For example, an FDM printer can also print fast if it is set to print thick layers and compromising on the resolution. With SLS, there is no such compromise for resolution with faster print speed..
SLS parts are perfect for dying and colouring
SLS prints generally possess a porous surface making them excellent for the coloring. Also, dyeing using a hot bath process is very effective. Since the surface is porous, the colour sticking is also efficient.
SLS has excellent mechanical properties
SLS prints have very strong layer adhesion compared to its alternatives like FDM. Hence, SLS prints have isotropic properties which means that the tensile strength, mechanical hardness and elongation of the SLS printed part are almost equal along all directions (3 axes).
Due to the excellent mechanical properties, SLS printed parts are often used as an alternative for typical injection moulded plastic parts. SLS prints also offer decent chemical resistance (e.g. Nylon PA 12).
Disadvantages of SLS technology in 3D printing
Apart from the advantages it offers, there are also a few common disadvantages that Selective laser sintering technology possesses.
SLS parts are porous and have a brittle structure
Although they have good tensile strength, SLS prints are less flexible and can undergo less deformation before failure. The same porosity that makes SLS prints excellent for dyeing also compromises their structural integrity. For this reason, SLS prints are best used as prototypes and not recommended as functional parts.

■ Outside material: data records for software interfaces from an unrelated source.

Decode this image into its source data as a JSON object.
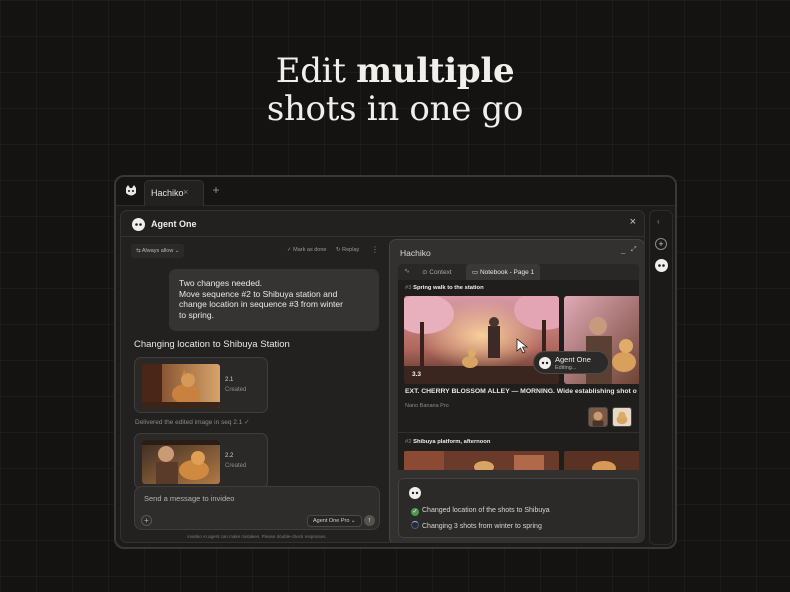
{
  "headline": {
    "line1_regular": "Edit ",
    "line1_bold": "multiple",
    "line2": "shots in one go"
  },
  "window": {
    "tab_label": "Hachiko",
    "tab_close": "×",
    "tab_add": "+"
  },
  "agent_panel": {
    "title": "Agent One",
    "close": "×",
    "toolbar": {
      "always_allow": "⇆ Always allow ⌄",
      "mark_done": "✓ Mark as done",
      "replay": "↻ Replay",
      "more": "⋮"
    },
    "user_message": [
      "Two changes needed.",
      "Move sequence #2 to Shibuya station and",
      "change location in sequence #3 from winter",
      "to spring."
    ],
    "section_title": "Changing location to Shibuya Station",
    "shots": [
      {
        "num": "2.1",
        "status": "Created"
      },
      {
        "num": "2.2",
        "status": "Created"
      }
    ],
    "delivered": "Delivered the edited image in seq 2.1",
    "delivered_check": "✓",
    "composer": {
      "placeholder": "Send a message to invideo",
      "add": "+",
      "model": "Agent One Pro ⌄",
      "send": "↑"
    },
    "disclaimer": "invideo AI agent can make mistakes. Please double-check responses."
  },
  "editor": {
    "title": "Hachiko",
    "minimize": "_",
    "maximize": "⤢",
    "tabs": {
      "activity_icon": "∿",
      "context": "⊙ Context",
      "notebook": "▭ Notebook - Page 1"
    },
    "seq3": {
      "hash": "#3",
      "name": "Spring walk to the station"
    },
    "shot_badge": "3.3",
    "agent_tag": {
      "name": "Agent One",
      "status": "Editing..."
    },
    "caption": "EXT. CHERRY BLOSSOM ALLEY — MORNING. Wide establishing shot of the alley",
    "model": "Nano Banana Pro",
    "seq2": {
      "hash": "#2",
      "name": "Shibuya platform, afternoon"
    },
    "progress": [
      {
        "text": "Changed location of the shots to Shibuya",
        "state": "done"
      },
      {
        "text": "Changing 3 shots from winter to spring",
        "state": "running"
      }
    ]
  },
  "rail": {
    "collapse": "‹",
    "add": "+"
  },
  "colors": {
    "background": "#151312",
    "panel": "#222120",
    "editor": "#333130",
    "success": "#4a9a4e",
    "running": "#8ab4f0"
  }
}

SLS prints have a high shrink rate
As per the working mechanism of SLS, the print powder needs to be exposed to elevated temperatures in order to sinter. As it starts to cool, contraction or shrinking takes place, resulting in a dimensionally inaccurate part. Shrinkage rate is as high as 3% to 4% which is comparatively more than the alternatives.
This needs to be considered in the design phase and the volume of the model is adjusted accordingly. The stress due to the contraction can also accumulate in sharp edges and corners, resulting in warping or distortion.

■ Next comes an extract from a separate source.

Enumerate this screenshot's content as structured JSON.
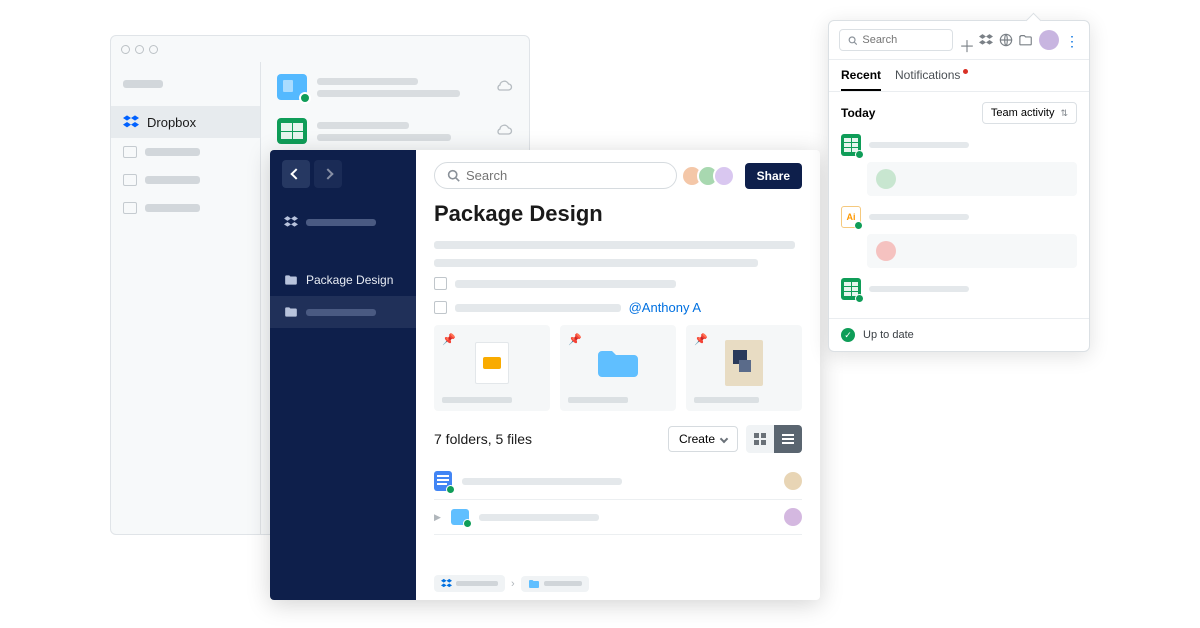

Higher waste production due to SLS powder material
The powder inside the build chamber needs to be pre-heated so that it can be sintered with just the slightest exposure to the laser. Elevated temperature sintering of the powder surrounding a part being built can cause particle grains in the loose powder bed to fuse which compromises the quality of the powder.
Since you will always end up with a portion of unused powder with every single print, you will inevitably accumulate so much unused nylon powder that has to be discarded. With this single detail, selective laser sintering printing already generates more waste compared with HP multi jet fusion (MJF) that doesn’t preheat the powder. The loose nylon powder is also a respiratory hazard which you’ll need to protect yourself from.
Xometry’s SLS 3D printing services
Xometry Europe offers selective laser sintering services online, for on-demand 3D printing projects, for both prototypes and large batches. With a network of more than 2,000 partners all over Europe, Xometry is able to deliver SLS 3D printing parts in up to 3 days.
Upload your CAD files to Xometry Instant Quoting Engine to get an instant quote with various manufacturing options available for SLS 3D printing.